With presidential nominee Julian Castro advocating for fracking to be phased out by 2035, as well as overwhelming polls around the country in favor of a fracking ban, “hydraulic fracturing” might be ousted sooner than later.
But the energy sector might be too far reliant on fracking that any humanitarian concerns won’t guarantee any wide scale shutdown. It just might not be practical at this current phase, even if it is the driving force behind higher methane levels and higher earthquake incidence across the country, as well as health dangers for residents.
Banning fracking is not a black-and-white argument though. From a humanitarian point of view, it’s definitely troublesome. Just ask the residents of Denton, Texas, which was the first Texas city place to ban the practice, albeit unsuccessfully. But from an economic standpoint, fracking contributed heavily to the shale boom in Texas.
In fact, fracking made it possible for the United States (and Texas) to be such a dominant force in oil production. It has also reportedly decreased greenhouse emissions, but many sources like Skeptical Science, believe that lowered CO2 rates are a result of decreased coal production. But of course, with increased fracking comes a decreased reliance on coal for energy production, so fracking probably has a role to play in that.
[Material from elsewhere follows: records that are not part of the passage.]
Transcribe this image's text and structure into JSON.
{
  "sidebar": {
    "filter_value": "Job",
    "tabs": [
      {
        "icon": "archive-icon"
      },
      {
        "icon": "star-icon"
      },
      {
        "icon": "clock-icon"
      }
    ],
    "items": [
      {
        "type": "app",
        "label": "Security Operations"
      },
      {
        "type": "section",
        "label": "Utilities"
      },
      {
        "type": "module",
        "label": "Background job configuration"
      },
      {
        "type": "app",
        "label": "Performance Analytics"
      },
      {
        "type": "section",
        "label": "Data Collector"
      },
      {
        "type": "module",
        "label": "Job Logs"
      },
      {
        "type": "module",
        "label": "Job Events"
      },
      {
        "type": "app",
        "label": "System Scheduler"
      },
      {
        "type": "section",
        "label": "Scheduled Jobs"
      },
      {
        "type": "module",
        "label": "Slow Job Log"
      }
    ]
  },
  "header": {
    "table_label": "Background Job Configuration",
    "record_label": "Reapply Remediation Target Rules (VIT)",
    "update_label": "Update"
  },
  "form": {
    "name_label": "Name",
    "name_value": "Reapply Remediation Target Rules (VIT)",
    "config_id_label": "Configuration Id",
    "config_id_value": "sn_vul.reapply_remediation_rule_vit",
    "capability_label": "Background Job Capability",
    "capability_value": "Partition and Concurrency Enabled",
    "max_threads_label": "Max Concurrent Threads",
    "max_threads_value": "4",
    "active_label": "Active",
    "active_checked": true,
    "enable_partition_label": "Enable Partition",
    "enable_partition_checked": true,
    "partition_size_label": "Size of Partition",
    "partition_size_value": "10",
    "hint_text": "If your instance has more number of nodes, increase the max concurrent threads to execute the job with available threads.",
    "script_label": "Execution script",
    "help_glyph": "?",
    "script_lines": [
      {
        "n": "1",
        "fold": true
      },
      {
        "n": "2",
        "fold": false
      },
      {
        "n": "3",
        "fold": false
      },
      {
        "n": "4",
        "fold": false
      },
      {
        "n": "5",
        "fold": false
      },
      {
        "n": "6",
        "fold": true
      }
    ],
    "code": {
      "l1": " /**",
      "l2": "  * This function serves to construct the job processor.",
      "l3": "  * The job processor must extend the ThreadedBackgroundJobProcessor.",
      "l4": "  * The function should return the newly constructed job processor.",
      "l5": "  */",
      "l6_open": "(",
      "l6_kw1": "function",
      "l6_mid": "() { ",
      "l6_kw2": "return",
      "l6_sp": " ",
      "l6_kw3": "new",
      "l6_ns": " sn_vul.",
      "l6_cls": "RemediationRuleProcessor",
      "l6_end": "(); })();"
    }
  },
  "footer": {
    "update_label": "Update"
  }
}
For Texas in particular though, fracking is causing a lot of concern because of wastewater pollutants that residents and state policy makers are afraid might seep into nearby rivers and lakes. Texans are invoking the EPA to hopefully safeguard drinking water from the potential harms of fracking byproducts.
Methane is on the Rise
Vox says in their article, “Fracking May be a Bigger Climate Problem Than we Thought” that a lot of rising methane was tied to “biogenic” causes, which means animal and plant wastes. This corroborated by measuring the varying weight of isotopes. Or, in other words, fracking emitted heavier methane isotopes. Or so that was the consensus for a time.
But the overall methane picture has been complicated by Robert Howarth, who traced shale oil production as a root of increased methane levels. And as the Vox article states, this can mean that America is one of the biggest reasons why methane is so high: “Since 89 percent of the shale gas production comes from the US (Canada produced the rest), that’s a whole lot of accelerated global warming tracing right back to America’s front door. “
But there’s more than one side to the “fracking = increased global warming debate”. The EIA shows that energy-related carbon emissions went down, but that could be correlated to less coal production.
Regardless, fracking created a lot of jobs and helped solidify the country as an oil empire. Our relationship with the practice will certainly continue to be a complex one, to say the very least.